Oil price spike nearing demand destruction levels, ConocoPhillips CEO says
Oil prices are so high that "we are encroaching upon the area of demand destruction," ConocoPhillips (NYSE:COP) CEO Ryan Lance told Bloomberg in an interview at the CERAWeek by S&P Global energy conference in Houston.
Crude oil futures racked up their highest settlements since 2008 on Tuesday, with April WTI (CL1:COM) closing +3.6% at $123.70/bbl and May Brent (CO1:COM) ending +3.9% at $127.98/bbl, while U.S. retail gasoline prices continued to climb, as the national average price hit $4.173/gal early Tuesday, topping the previous record of $4.114/gal from July 2008.
"This the level where consumers start to push back.

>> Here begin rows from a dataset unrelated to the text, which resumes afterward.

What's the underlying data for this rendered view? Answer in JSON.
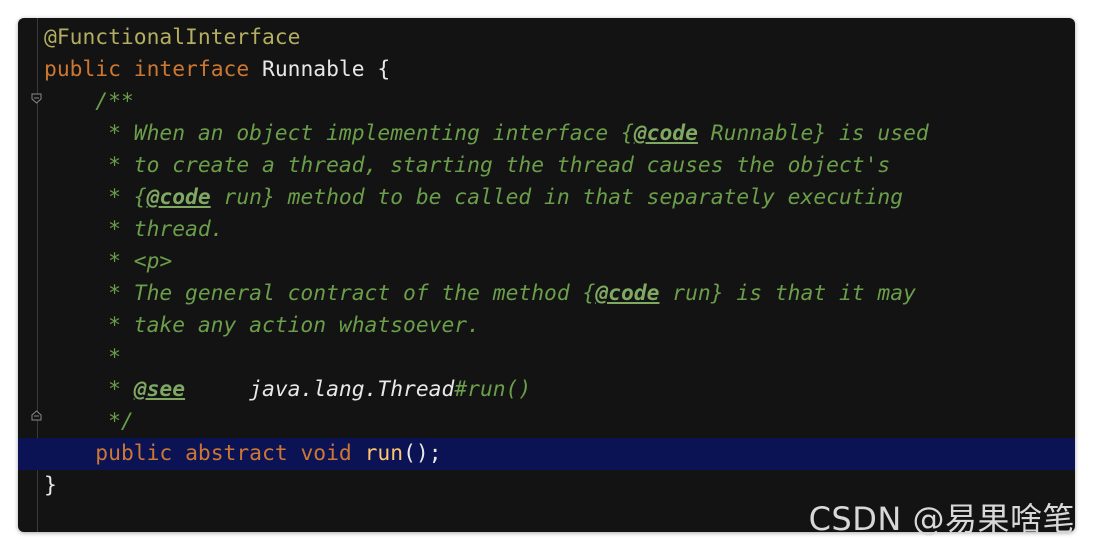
{
  "code": {
    "annotation": "@FunctionalInterface",
    "kw_public": "public",
    "kw_interface": "interface",
    "class_name": "Runnable",
    "open_brace": "{",
    "doc_open": "/**",
    "doc1_pre": "* When an object implementing interface {",
    "doc1_tag": "@code",
    "doc1_post": " Runnable} is used",
    "doc2": "* to create a thread, starting the thread causes the object's",
    "doc3_pre": "* {",
    "doc3_tag": "@code",
    "doc3_post": " run} method to be called in that separately executing",
    "doc4": "* thread.",
    "doc5": "* <p>",
    "doc6_pre": "* The general contract of the method {",
    "doc6_tag": "@code",
    "doc6_post": " run} is that it may",
    "doc7": "* take any action whatsoever.",
    "doc8": "*",
    "doc9_pre": "* ",
    "doc9_tag": "@see",
    "doc9_space": "     ",
    "doc9_ref": "java.lang.Thread",
    "doc9_member": "#run()",
    "doc_close": "*/",
    "kw_abstract": "abstract",
    "kw_void": "void",
    "method_name": "run",
    "method_tail": "();",
    "close_brace": "}"
  },
  "watermark": "CSDN @易果啥笔"
}
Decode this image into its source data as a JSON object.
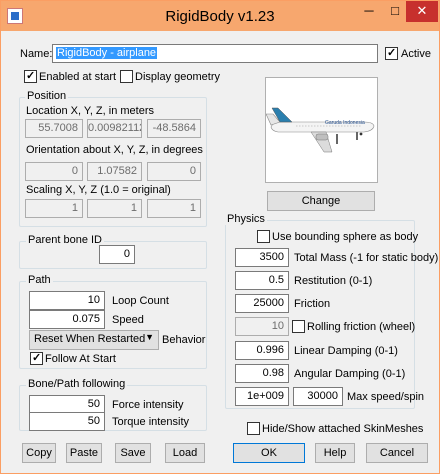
{
  "window": {
    "title": "RigidBody v1.23",
    "minimize": "─",
    "maximize": "□",
    "close": "✕",
    "close_color": "#c7302d",
    "titlebar_color": "#f7a76e"
  },
  "name": {
    "label": "Name:",
    "value": "RigidBody - airplane",
    "active_label": "Active",
    "active": true
  },
  "enabled": {
    "label": "Enabled at start",
    "checked": true
  },
  "display_geometry": {
    "label": "Display geometry",
    "checked": false
  },
  "position": {
    "title": "Position",
    "location_label": "Location X, Y, Z, in meters",
    "location": [
      "55.7008",
      "0.00982112",
      "-48.5864"
    ],
    "orientation_label": "Orientation about X, Y, Z, in degrees",
    "orientation": [
      "0",
      "1.07582",
      "0"
    ],
    "scaling_label": "Scaling X, Y, Z (1.0 = original)",
    "scaling": [
      "1",
      "1",
      "1"
    ]
  },
  "preview": {
    "caption": "Garuda Indonesia",
    "change_label": "Change"
  },
  "parent_bone": {
    "label": "Parent bone ID",
    "value": "0"
  },
  "path": {
    "title": "Path",
    "loop_count": "10",
    "loop_count_label": "Loop Count",
    "speed": "0.075",
    "speed_label": "Speed",
    "behavior": "Reset When Restarted",
    "behavior_label": "Behavior",
    "follow_label": "Follow At Start",
    "follow": true
  },
  "bone_path": {
    "title": "Bone/Path following",
    "force": "50",
    "force_label": "Force intensity",
    "torque": "50",
    "torque_label": "Torque intensity"
  },
  "physics": {
    "title": "Physics",
    "bounding_sphere_label": "Use bounding sphere as body",
    "total_mass": "3500",
    "total_mass_label": "Total Mass (-1 for static body)",
    "restitution": "0.5",
    "restitution_label": "Restitution (0-1)",
    "friction": "25000",
    "friction_label": "Friction",
    "rolling": "10",
    "rolling_label": "Rolling friction (wheel)",
    "linear_damping": "0.996",
    "linear_damping_label": "Linear Damping (0-1)",
    "angular_damping": "0.98",
    "angular_damping_label": "Angular Damping (0-1)",
    "max_speed": "1e+009",
    "max_spin": "30000",
    "max_label": "Max speed/spin"
  },
  "hide_show_label": "Hide/Show attached SkinMeshes",
  "buttons": {
    "copy": "Copy",
    "paste": "Paste",
    "save": "Save",
    "load": "Load",
    "ok": "OK",
    "help": "Help",
    "cancel": "Cancel"
  }
}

People start conserving energy and changing their behavior," Lance said.
The new U.S. ban on importing Russian oil, gas and products "makes sense," at least for now, Lance told the CERAWeek by S&P Global conference, but if the war in Ukraine drags on for many months, a different plan would be needed to ensure sufficient oil supplies at affordable prices.
In an interview with CNBC, Lance said it would take 8-12 months to see "the first drop of new oil" if the company decided to pump more oil, which is "why we have to be thinking about the medium and longer term."

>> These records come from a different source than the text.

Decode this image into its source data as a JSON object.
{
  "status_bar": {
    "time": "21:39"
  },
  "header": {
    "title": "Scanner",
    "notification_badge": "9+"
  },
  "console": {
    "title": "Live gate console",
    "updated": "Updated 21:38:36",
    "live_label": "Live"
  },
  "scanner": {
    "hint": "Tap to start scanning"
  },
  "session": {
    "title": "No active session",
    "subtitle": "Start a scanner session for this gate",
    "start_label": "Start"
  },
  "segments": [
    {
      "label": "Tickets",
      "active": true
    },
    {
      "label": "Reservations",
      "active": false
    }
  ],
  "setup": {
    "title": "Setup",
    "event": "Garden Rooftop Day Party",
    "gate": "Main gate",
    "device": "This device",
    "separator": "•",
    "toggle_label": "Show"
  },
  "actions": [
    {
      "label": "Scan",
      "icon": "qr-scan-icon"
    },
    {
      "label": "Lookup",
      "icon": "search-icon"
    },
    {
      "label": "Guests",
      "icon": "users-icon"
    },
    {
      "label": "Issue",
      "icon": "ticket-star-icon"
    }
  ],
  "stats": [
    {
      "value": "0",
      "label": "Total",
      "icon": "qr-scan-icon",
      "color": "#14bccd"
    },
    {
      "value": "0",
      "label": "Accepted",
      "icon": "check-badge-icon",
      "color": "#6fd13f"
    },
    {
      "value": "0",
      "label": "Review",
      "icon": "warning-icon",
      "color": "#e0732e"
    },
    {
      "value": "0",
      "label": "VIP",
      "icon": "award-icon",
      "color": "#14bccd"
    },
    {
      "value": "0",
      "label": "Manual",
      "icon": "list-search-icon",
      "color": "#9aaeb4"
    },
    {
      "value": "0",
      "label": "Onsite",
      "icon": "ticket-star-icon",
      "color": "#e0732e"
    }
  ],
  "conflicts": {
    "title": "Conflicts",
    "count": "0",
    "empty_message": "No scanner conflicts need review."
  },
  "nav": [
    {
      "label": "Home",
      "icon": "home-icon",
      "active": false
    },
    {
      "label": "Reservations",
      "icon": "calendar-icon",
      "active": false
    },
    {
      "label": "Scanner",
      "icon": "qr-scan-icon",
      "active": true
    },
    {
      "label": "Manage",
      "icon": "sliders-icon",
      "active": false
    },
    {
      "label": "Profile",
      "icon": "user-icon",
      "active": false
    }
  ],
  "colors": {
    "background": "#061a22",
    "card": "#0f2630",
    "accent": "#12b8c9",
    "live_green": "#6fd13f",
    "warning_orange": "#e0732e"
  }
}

ConocoPhillips expects to spend 20% more capital this year than in 2021 and will increase production, and could decide to put even more capital to work, the CEO said, but the company "needs to make sure the returns are there."
"We're dealing with the same inflation and supply chain every other manufacturer is dealing with in the U.S.," Lance said, echoing comments made by Occidental Petroleum CEO Vicki Hollub.